> **What the exercise asks**: Whenever a line in the data contains "name", show that line.
++++ Task input
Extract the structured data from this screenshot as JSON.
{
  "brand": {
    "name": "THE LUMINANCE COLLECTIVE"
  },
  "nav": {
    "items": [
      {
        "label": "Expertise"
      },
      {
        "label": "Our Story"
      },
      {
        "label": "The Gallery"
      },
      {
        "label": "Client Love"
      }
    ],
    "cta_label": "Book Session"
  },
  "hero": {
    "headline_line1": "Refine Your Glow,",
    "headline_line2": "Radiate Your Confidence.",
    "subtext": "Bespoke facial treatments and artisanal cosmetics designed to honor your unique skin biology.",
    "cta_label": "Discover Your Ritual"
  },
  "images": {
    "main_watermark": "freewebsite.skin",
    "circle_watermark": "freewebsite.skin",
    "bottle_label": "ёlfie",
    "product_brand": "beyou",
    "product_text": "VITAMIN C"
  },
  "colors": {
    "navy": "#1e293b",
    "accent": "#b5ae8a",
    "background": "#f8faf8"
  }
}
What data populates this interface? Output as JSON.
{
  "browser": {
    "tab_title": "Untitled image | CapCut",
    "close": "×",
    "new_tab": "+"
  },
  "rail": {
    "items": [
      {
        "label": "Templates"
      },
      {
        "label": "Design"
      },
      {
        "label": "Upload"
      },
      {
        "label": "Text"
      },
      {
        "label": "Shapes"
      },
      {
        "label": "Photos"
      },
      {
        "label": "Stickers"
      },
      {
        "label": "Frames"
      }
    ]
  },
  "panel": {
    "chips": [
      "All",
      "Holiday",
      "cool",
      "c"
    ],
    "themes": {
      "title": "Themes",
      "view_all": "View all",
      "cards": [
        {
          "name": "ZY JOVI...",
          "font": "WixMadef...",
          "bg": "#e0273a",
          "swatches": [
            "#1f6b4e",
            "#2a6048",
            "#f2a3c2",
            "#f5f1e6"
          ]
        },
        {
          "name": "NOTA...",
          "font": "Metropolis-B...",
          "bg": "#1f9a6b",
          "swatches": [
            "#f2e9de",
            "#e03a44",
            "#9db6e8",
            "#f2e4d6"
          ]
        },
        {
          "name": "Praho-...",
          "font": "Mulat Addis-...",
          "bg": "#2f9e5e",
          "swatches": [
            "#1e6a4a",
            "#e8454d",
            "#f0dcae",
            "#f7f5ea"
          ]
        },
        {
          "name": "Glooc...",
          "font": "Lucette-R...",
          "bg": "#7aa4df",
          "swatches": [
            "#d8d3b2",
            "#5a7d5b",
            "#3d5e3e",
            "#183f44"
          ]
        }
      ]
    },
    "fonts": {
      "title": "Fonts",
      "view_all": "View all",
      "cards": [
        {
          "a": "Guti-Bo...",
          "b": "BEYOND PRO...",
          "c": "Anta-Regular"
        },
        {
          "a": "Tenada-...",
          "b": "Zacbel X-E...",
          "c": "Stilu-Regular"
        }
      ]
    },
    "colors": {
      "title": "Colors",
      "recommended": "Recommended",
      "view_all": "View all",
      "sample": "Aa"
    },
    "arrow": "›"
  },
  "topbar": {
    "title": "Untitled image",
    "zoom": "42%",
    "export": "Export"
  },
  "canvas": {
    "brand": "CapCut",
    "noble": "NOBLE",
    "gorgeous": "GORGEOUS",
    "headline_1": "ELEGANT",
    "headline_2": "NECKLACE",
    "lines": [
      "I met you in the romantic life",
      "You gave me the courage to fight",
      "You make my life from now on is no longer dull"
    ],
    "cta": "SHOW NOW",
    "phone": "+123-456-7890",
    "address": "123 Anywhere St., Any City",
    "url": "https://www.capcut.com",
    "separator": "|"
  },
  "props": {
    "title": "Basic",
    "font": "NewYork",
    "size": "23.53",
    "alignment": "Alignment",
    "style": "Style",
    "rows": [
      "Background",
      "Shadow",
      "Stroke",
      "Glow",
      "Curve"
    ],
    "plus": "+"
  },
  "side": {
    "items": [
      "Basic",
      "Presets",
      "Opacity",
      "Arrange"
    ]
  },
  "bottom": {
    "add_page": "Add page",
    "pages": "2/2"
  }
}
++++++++
> **Answer section**:
    "name": "THE LUMINANCE COLLECTIVE"
          "name": "ZY JOVI...",
          "name": "NOTA...",
          "name": "Praho-...",
          "name": "Glooc...",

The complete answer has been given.